===== Extracted records

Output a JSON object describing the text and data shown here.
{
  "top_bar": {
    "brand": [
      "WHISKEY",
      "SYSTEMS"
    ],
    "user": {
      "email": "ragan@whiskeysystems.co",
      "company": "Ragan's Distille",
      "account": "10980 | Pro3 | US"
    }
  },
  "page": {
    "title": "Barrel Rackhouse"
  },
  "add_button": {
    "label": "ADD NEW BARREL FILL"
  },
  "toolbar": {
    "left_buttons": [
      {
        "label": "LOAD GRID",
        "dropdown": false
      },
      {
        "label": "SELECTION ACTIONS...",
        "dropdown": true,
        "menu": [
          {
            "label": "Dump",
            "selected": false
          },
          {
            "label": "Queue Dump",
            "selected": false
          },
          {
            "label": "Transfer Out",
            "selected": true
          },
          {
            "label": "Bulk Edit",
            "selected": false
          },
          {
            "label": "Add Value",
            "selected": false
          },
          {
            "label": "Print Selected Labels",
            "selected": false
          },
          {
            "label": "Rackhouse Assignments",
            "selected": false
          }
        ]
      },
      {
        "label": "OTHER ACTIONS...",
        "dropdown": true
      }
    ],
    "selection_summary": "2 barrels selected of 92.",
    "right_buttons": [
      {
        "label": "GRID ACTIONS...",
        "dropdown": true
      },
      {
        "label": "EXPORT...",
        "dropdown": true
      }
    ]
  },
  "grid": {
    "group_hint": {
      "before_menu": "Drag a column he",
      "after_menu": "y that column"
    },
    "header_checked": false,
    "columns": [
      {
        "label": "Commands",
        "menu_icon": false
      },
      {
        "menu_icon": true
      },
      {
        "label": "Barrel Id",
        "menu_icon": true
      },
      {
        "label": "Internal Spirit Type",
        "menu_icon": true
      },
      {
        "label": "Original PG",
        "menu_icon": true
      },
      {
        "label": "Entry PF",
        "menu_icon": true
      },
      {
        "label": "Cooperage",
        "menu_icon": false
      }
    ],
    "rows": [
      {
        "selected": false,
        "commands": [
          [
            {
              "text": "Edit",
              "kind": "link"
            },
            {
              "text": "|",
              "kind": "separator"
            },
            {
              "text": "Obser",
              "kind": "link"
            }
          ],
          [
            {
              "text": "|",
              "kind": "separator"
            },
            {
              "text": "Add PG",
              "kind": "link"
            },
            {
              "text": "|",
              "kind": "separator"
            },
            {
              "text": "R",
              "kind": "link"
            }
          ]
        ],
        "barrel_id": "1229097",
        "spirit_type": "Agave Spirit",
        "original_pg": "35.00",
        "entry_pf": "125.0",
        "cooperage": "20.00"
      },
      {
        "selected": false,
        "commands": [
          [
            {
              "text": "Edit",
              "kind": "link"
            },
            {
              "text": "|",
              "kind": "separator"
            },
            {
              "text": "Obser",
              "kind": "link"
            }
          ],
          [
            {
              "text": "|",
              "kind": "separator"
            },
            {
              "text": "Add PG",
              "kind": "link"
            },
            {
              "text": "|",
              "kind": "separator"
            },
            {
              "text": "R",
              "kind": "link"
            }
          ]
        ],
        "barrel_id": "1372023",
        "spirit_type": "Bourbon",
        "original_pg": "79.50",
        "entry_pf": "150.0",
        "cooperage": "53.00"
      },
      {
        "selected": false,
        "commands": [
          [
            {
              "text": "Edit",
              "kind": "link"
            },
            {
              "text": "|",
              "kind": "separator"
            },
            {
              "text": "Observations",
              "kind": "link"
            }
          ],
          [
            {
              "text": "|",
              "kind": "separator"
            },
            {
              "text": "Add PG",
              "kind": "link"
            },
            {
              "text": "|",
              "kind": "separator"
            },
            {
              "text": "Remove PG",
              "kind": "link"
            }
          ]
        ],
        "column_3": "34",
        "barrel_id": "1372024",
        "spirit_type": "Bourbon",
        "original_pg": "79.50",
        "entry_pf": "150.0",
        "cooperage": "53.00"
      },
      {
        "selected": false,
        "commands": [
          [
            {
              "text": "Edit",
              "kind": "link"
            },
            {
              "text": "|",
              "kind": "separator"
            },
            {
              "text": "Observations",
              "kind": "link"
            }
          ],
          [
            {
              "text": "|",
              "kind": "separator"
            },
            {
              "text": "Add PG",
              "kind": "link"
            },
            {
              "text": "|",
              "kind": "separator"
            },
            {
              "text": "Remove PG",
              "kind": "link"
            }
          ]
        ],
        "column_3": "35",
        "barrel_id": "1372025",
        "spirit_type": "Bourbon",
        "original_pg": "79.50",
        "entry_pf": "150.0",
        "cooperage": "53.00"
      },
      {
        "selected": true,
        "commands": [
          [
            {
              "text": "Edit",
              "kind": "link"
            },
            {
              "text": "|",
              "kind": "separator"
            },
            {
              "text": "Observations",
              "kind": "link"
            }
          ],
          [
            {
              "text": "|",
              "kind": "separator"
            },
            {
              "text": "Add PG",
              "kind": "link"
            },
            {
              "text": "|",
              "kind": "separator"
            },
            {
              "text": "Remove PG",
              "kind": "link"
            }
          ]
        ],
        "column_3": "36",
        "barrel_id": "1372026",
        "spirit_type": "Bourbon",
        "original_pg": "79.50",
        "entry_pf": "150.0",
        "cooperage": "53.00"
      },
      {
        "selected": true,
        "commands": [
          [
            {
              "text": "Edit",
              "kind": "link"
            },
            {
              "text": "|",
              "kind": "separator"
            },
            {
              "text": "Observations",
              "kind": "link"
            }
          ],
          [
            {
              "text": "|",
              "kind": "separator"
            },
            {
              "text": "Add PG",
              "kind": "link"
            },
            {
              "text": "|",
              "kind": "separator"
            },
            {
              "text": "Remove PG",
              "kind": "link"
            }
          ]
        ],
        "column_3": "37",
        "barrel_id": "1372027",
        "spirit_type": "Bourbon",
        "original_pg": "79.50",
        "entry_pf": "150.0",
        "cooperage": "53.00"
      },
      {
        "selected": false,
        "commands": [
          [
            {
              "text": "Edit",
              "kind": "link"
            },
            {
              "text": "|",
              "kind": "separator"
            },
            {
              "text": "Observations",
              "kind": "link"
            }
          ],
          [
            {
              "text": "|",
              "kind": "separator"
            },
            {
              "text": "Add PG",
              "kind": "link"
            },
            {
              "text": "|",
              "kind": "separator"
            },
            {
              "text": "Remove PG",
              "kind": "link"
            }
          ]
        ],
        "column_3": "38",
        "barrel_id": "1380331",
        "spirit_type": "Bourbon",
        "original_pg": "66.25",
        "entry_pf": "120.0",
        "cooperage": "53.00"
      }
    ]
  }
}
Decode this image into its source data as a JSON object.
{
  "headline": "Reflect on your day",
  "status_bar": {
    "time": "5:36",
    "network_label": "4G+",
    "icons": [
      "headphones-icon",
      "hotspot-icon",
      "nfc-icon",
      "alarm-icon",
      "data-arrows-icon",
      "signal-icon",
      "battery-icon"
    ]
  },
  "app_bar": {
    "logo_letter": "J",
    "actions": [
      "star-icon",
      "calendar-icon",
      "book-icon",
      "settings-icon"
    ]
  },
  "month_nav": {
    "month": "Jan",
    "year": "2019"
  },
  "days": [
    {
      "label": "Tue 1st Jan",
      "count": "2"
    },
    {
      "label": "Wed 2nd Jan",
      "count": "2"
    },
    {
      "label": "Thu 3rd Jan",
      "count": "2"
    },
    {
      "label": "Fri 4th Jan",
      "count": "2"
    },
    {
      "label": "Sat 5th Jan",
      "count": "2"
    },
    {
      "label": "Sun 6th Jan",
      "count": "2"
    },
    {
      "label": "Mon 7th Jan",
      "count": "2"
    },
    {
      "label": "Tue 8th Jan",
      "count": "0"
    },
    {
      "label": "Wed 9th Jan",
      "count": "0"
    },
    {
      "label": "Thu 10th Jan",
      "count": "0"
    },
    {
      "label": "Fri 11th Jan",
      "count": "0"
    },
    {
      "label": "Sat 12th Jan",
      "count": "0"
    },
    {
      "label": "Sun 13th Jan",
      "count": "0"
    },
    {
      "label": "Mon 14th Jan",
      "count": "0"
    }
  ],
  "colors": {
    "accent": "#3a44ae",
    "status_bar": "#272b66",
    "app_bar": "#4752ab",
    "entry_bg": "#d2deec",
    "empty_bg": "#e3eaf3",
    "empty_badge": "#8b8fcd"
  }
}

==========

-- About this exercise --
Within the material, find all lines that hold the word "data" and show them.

-- Answer to the problem --
Output a JSON object describing the text and data shown here.
Decode this image into its source data as a JSON object.
      "data-arrows-icon",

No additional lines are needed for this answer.